The Woman in Black Quotes
Sign in with Facebook Sign in options. Join Goodreads. Want to Read saving…. Want to Read Currently Reading Read. Error rating book. Refresh and try again. The Woman in Black Quotes Showing of But what was 'real'? At that moment I began to doubt my own reality.
Useful Quotes for the Woman In Black Themes
The Woman in Black Movie Quotes
I had always known in my heart that the experience would never leave me, that it was now woven into my very fibers, an inextricable part of my past, but I had hoped never to have to recollect it, consciously, and in full, ever again. Like an old wound, it gave off a faint twinge now and again, but less and less often, less and less painfully, as the years went on and my happiness, sanity and equilibrium were assured. Of late, it had been like the outermost ripple on a pool, merely the faint memory of a memory.
Even though Keckwick is a tight-lipped kind of fellow, it must still be hard on Arthur to see him go. The empty and lonely surroundings at Eel Marsh House are starting to get to Arthur after he spends a while there alone. Keckwick himself is no stranger to isolation and does not wish this upon any other, as shown by his kindness here to Kipps. There was no visitor—or at least no real, human visitor—no Keckwick. Arthur is even interested in the company of Keckwick, a man who barely speaks, suggesting sheer desperation for someone to be around him, to reassure him and rescue him from his isolation.
Literary critics rarely use this last term, preferring to talk of the "narrator". But when it comes to hauntings this traditional description is fitting. Arthur Kipps is giving us a tale that he is condemned by his own memories to tell. When the novella opens, he is a man in late middle age, surrounded by adult stepchildren at Christmas. Naturally they begin to tell ghost stories: Christmas is the time for this, when the year is darkest and family or friends are gathered together to be entertained. For the classic ghost story is a performance. Some of the best ghost stories — The Turn of the Screw is the most famous example — begin with this situation: a person telling a story to a group of rapt listeners.
Arthur is the main character and the narrator. In the first and last chapters we see him as a man approaching old age. The youthful Arthur Kipps is a privileged, well-educated, ambitious, adventurous, impatient, arrogant, brave and foolhardy.

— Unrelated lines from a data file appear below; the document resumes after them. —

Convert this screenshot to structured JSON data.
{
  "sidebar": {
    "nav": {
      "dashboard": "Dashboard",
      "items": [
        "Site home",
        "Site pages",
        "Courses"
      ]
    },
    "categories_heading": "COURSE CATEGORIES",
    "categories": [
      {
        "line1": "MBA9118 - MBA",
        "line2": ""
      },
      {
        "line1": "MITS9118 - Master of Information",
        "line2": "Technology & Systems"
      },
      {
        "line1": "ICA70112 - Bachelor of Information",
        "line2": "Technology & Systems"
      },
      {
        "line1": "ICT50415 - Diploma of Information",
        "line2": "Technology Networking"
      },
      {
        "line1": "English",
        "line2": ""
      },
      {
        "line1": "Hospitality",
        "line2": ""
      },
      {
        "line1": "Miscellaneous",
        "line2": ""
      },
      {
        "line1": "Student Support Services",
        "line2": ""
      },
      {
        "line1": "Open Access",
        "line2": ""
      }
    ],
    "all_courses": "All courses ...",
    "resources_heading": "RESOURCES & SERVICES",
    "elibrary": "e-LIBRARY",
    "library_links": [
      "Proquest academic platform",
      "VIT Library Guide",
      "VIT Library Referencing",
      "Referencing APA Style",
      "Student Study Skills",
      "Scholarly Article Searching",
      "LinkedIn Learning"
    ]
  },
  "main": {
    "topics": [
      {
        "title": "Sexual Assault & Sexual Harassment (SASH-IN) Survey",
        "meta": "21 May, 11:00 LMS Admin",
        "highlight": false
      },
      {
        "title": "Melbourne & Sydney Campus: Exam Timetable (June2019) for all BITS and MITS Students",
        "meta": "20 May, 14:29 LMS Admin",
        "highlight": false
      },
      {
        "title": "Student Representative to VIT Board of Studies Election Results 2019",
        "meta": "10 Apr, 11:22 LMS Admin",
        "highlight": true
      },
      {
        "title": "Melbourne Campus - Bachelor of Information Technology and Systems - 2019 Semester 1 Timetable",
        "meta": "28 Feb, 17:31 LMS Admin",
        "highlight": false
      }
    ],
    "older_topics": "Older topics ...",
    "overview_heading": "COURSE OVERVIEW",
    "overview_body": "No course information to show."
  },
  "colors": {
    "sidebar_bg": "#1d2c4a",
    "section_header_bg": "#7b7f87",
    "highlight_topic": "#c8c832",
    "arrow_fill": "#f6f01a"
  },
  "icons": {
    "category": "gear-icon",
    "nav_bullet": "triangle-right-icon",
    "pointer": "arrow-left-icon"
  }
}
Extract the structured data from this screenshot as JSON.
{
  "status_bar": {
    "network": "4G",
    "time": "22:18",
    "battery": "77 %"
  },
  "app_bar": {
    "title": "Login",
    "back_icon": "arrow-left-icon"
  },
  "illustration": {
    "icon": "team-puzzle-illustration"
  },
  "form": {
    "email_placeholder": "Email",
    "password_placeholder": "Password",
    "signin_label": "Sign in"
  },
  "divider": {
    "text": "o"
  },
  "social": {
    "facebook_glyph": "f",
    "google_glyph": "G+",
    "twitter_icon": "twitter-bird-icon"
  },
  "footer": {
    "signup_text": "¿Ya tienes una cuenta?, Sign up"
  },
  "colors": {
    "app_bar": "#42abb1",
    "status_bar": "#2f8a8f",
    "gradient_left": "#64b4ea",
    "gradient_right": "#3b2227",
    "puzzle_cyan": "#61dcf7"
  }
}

Suddenly conscious of the cold and the extreme bleakness and eeriness of the spot and of the gathering dusk of the November afternoon, and not wanting my spirits to become so depressed that I might begin to be affected by all sorts of morbid fancies, I was about to leave […] But, as I turned away, I glanced once again round the burial ground and then I saw again the woman with the wasted face, who had been at Mrs. Drablow's funeral. It was one of what I can only describe—and the words seem hopelessly inadequate to express what I saw—as a desperate, yearning malevolence; it was as though she were searching for something she wanted, needed— must have , more than life itself, and which had been taken from her. And, toward whoever had taken it she directed the purest evil and hatred and loathing, with all the force that was available to her.
These notes were contributed by members of the GradeSaver community. A wistful remembrance from a much older Kipps who takes the time to interrupt the flow of the narrator with an observation that expands upon the changes that have been made to his character since the events in the novel he is narrating took place. The last few words of this quote provide an ominous sense of foreshadowing that tells the reader they should be prepared to find exactly what happened to the narrator to cause another person to take the blame.